India has a parliamentary system governed under the Constitution of India, which states the decentralization of power among central and state government. The head and supreme commander-in-chief for all defence forces India is the President of India. Election commission is a federal body, enacted under the provisions of the constitution, responsible for monitoring and administering all the electoral processes of India. It ensures free and fair elections without any bias. Lok Sabha is composed of representatives chosen by direct election by the people. 

The general elections were held for the first time in 1951. The strength of the house then was 489 seats with members chosen from the 26 states of India. Presently, there are 545 seats out of which two are unelected members of Anglo-Indian community in India. The elections are held every five years unless the government is dissolved beforehand. The members of Lok Sabha are elected through the general elections. The state elections are similar to general elections India. The general and assembly elections are both held with help of the rules laid down in Election Commission of India (ECI). It comprises of high-ranking government officials and is formed according the guidelines of the Indian constitution. The work of the ECI typically starts with the announcement of various important dates and deadlines related to the election, including the dates for voter registration, the filing of nominations, counting and results. Its activities continue throughout the time-period, when the elections are conducted in the country. The fact that elections across the country are held in phases and not at the same time extends the period of its work. The responsibilities of the ECI finally conclude with the submission of the results of the elections. 

All Indian citizens have the right to vote that have attained the age of 18 years. The ECI takes various measures to render electoral lists and that includes door to door registration and verification. The next big step of the electoral commission is to make a list of candidates. The candidates should provide their age properties and criminal records. The amount spent on campaigning is limited because candidates are likely to give bribery, gifts and benefits to the voters. Candidates should stop campaigning 48 hours before the polling begins. An indelible ink is applied on the finger of the voter once the process is complete; this is done in order to avoid the risk of bogus voting. The electronic voting machines or EVMS have replaced the traditional ballot boxes. 
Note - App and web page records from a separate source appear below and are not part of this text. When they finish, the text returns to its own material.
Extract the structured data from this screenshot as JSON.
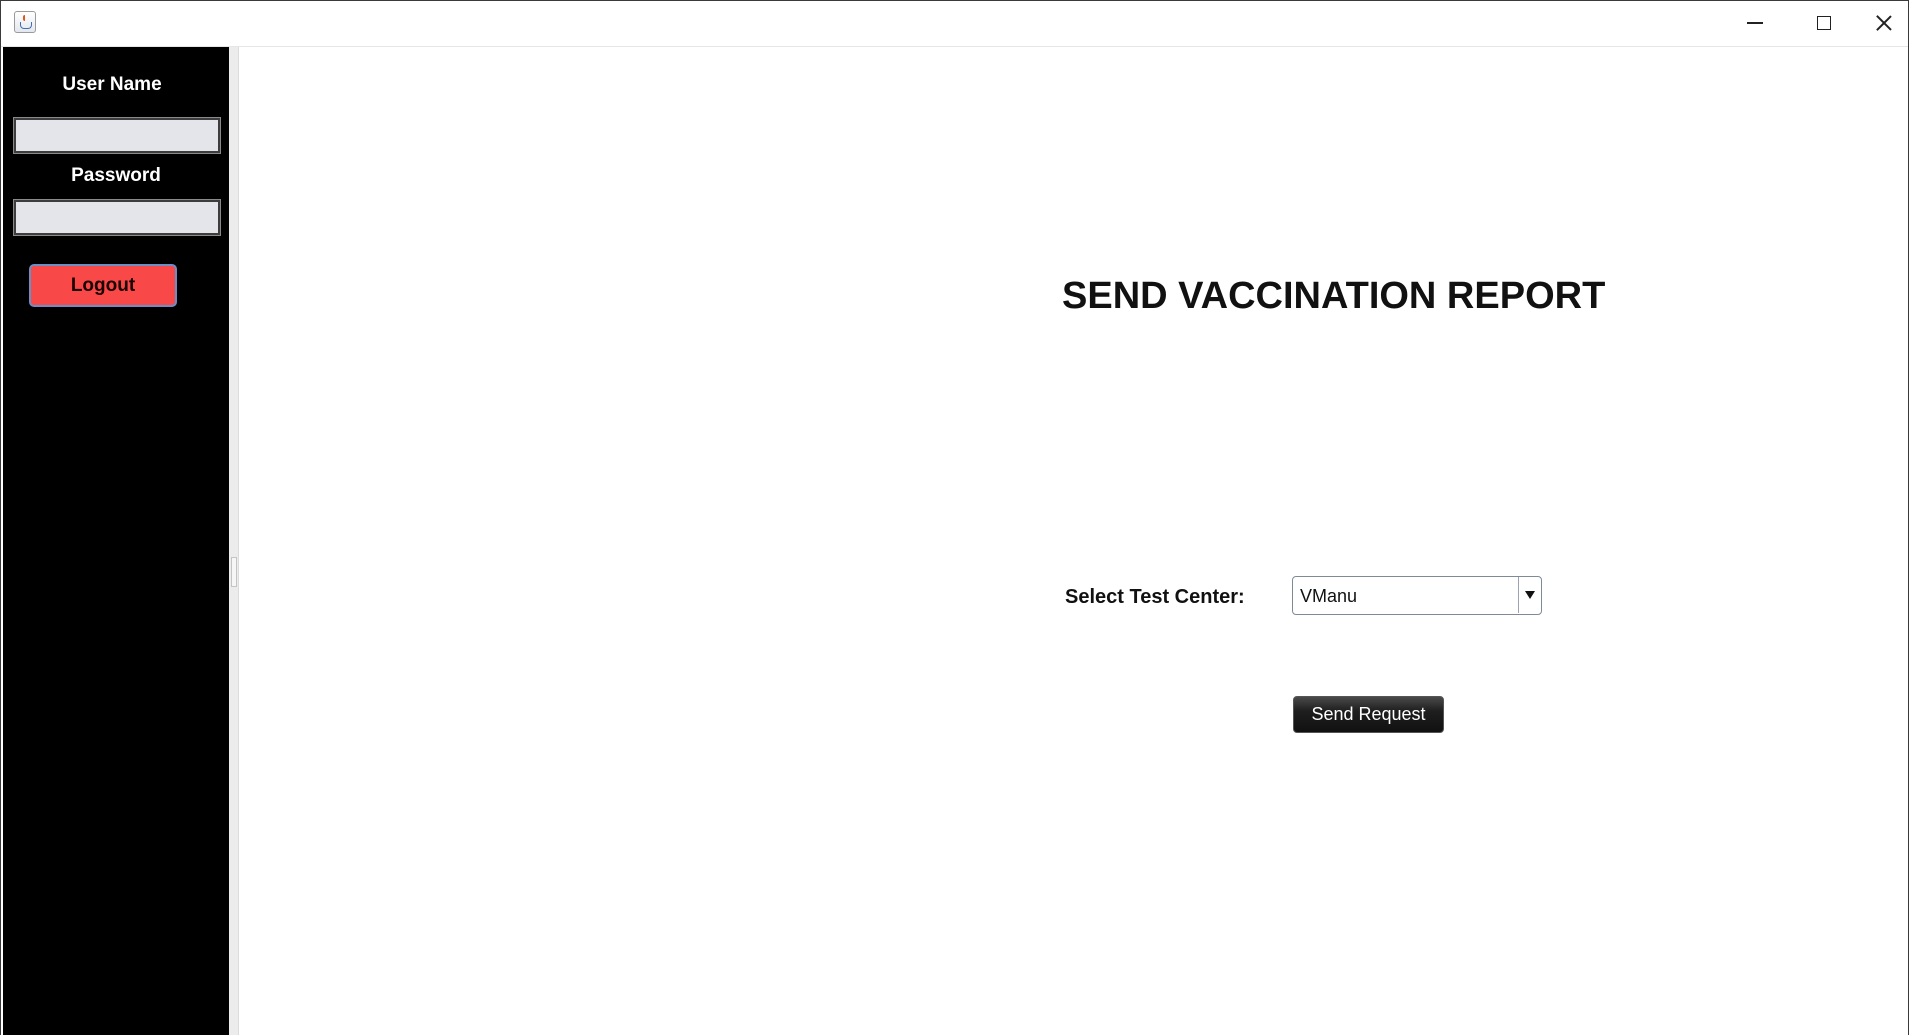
{
  "window": {
    "app_icon": "java-cup-icon",
    "controls": {
      "minimize_icon": "minimize-icon",
      "maximize_icon": "maximize-icon",
      "close_icon": "close-icon"
    }
  },
  "sidebar": {
    "username_label": "User Name",
    "username_value": "",
    "password_label": "Password",
    "password_value": "",
    "logout_label": "Logout",
    "logout_color": "#f84848",
    "background": "#000000"
  },
  "main": {
    "title": "SEND VACCINATION REPORT",
    "select_label": "Select Test Center:",
    "test_center_selected": "VManu",
    "send_button_label": "Send Request"
  }
}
Soon after the voting process is over, the EVMs are conducted under strict security to highly guarded centres where they are kept till the counting begins. There are provisions of bye-elections in booths and constituencies where some kind of dispute arises related to the voting process. The candidate with the maximum number of votes in a single constituency is declared to be the winner. On declaration of results, the legislative head invites the winning party to form the government. In the case of the centre, it is the President; whereas in the states, it is the Governor, who performs this duty. The party then has to ensure its majority through a vote of confidence. It needs a simple majority of at least 50% of the house to form the government. 

Types of elections – 

  1. Members of the Parliament in Lok Sabha: This is the most important election that takes place once in 5 years. Leader of the alliance takes oath as the Prime Minister. 
  2. Members of the State Legislative Assembly: people directly elect their representatives for the Legislative Assembly. The total strength of each assembly depends on each state, mostly based on size and population. 
  3. Members of the parliament in Rajya Sabha: Rajya Sabha is the upper house and its members are not directly elected by the people. They are elected by the members of legislative assembly of the respective states. 
  4. Members in local panchayat: people directly elect their representatives for a smaller geographical area. There are different types of local bodies namely corporations, municipalities, panchayats, etc. 

BHAVIK (EVM) was first used in 1997 elections and became the only method of voting in India. It provides faster results. Voter verified paper audit trail unit produces a paper slip, additionally called ballot slip, which contains the name, serial number and image of the candidate selected by the voter for his vote. The Supreme Court of India judged that citizens have the right to a negative vote by exercising a ‘none of the above’ (NOTA) option. India does not provide general absentee voting but it provides voting rights to Non-Resident Indians but still the physical presence at the voting booth is required.